Required action: Single out the lines of the material that contain "node" and copy them.

Data records:
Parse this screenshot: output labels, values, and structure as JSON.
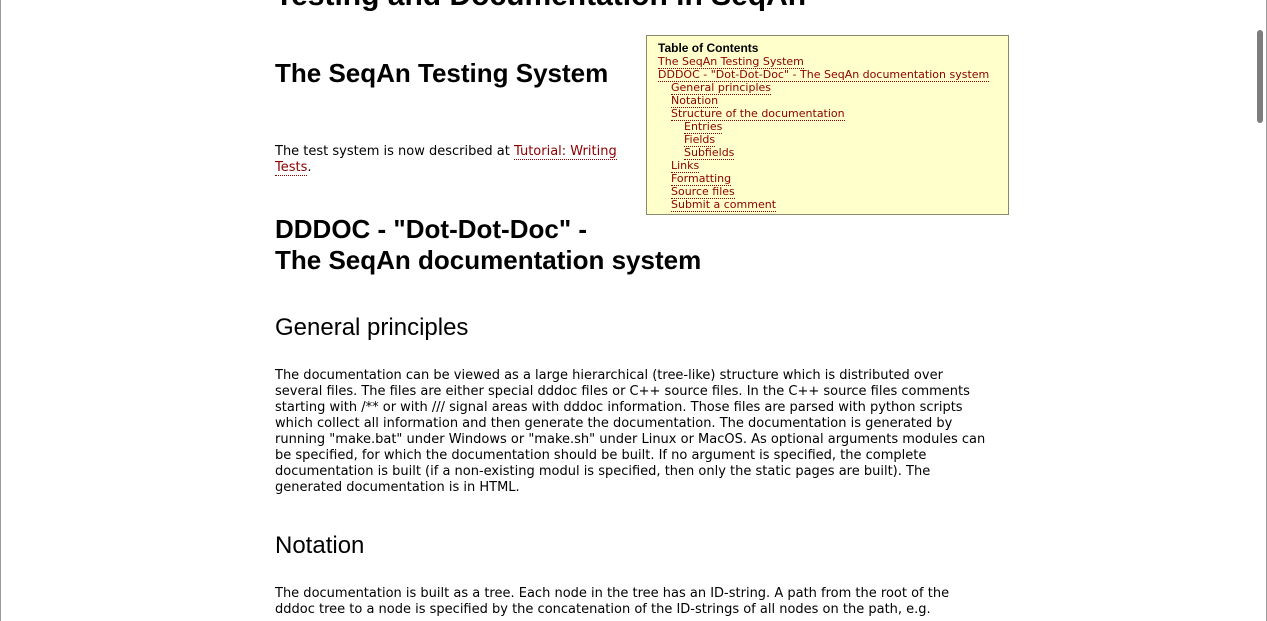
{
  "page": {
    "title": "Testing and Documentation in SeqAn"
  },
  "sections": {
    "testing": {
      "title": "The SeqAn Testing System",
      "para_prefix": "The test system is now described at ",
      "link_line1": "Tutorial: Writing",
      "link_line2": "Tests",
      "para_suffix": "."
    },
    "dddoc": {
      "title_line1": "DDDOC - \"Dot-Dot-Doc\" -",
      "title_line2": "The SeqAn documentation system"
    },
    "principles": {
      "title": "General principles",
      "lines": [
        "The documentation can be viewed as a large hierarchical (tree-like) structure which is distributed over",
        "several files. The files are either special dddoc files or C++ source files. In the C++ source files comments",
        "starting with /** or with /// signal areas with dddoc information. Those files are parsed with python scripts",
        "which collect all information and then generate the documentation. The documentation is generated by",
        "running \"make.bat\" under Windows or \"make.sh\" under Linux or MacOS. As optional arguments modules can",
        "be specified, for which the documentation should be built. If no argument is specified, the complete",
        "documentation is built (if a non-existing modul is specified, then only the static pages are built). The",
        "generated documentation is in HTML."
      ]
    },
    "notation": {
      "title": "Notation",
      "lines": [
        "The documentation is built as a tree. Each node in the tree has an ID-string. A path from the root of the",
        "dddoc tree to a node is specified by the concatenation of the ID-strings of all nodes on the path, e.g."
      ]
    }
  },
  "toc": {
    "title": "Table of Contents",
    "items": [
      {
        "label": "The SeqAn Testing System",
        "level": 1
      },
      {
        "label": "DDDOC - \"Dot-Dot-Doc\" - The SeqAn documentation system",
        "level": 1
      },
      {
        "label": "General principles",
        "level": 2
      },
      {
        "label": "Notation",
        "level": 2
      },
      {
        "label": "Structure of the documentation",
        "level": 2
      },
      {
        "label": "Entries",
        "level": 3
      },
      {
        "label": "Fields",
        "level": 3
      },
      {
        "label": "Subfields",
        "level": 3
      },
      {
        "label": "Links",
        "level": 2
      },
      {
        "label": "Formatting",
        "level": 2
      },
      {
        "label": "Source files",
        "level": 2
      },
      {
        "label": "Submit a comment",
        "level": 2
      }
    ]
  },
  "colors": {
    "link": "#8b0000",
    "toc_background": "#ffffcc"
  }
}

Task result:
        "The documentation is built as a tree. Each node in the tree has an ID-string. A path from the root of the",
        "dddoc tree to a node is specified by the concatenation of the ID-strings of all nodes on the path, e.g."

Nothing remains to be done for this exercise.